Scan the material for the word "para" and copy each line where it occurs.

*DATA FOR ANALYSIS:*

*** Block opens ***

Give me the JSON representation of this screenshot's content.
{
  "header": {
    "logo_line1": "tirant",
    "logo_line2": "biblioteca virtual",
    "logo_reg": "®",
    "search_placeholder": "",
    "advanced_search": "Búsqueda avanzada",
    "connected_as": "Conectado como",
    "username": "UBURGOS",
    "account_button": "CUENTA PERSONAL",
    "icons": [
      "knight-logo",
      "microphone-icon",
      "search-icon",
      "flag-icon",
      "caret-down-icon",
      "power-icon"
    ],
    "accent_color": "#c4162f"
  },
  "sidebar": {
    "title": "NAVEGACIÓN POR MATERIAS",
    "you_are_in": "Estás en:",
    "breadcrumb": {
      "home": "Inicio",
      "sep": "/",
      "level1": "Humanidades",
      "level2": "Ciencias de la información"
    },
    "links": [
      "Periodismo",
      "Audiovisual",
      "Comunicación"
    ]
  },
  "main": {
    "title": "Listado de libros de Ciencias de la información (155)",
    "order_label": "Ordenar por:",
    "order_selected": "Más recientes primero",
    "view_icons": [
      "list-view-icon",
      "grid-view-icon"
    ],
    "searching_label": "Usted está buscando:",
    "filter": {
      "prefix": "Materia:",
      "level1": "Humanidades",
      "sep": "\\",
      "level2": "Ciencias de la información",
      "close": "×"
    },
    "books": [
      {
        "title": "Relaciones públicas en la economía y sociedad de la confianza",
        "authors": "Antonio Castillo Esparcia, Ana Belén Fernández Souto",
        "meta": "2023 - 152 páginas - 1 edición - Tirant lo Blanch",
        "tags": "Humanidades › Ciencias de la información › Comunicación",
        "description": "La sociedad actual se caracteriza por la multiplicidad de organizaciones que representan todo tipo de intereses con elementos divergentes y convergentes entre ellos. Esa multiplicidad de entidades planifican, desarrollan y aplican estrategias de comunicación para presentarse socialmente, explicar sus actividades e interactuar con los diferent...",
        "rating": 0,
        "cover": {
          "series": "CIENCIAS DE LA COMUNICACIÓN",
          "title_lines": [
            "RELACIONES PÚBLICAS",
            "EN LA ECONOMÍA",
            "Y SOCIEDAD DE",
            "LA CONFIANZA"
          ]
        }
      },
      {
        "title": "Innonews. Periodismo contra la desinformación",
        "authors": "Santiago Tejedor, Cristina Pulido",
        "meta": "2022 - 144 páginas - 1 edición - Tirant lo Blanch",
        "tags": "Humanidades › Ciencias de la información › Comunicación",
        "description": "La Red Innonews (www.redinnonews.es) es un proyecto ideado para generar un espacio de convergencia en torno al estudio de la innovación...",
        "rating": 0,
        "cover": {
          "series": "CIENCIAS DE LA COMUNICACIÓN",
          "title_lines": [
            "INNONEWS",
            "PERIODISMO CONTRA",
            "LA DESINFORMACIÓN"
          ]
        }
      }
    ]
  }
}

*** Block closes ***

*TASK RESPONSE:*
        "description": "La sociedad actual se caracteriza por la multiplicidad de organizaciones que representan todo tipo de intereses con elementos divergentes y convergentes entre ellos. Esa multiplicidad de entidades planifican, desarrollan y aplican estrategias de comunicación para presentarse socialmente, explicar sus actividades e interactuar con los diferent...",
        "description": "La Red Innonews (www.redinnonews.es) es un proyecto ideado para generar un espacio de convergencia en torno al estudio de la innovación...",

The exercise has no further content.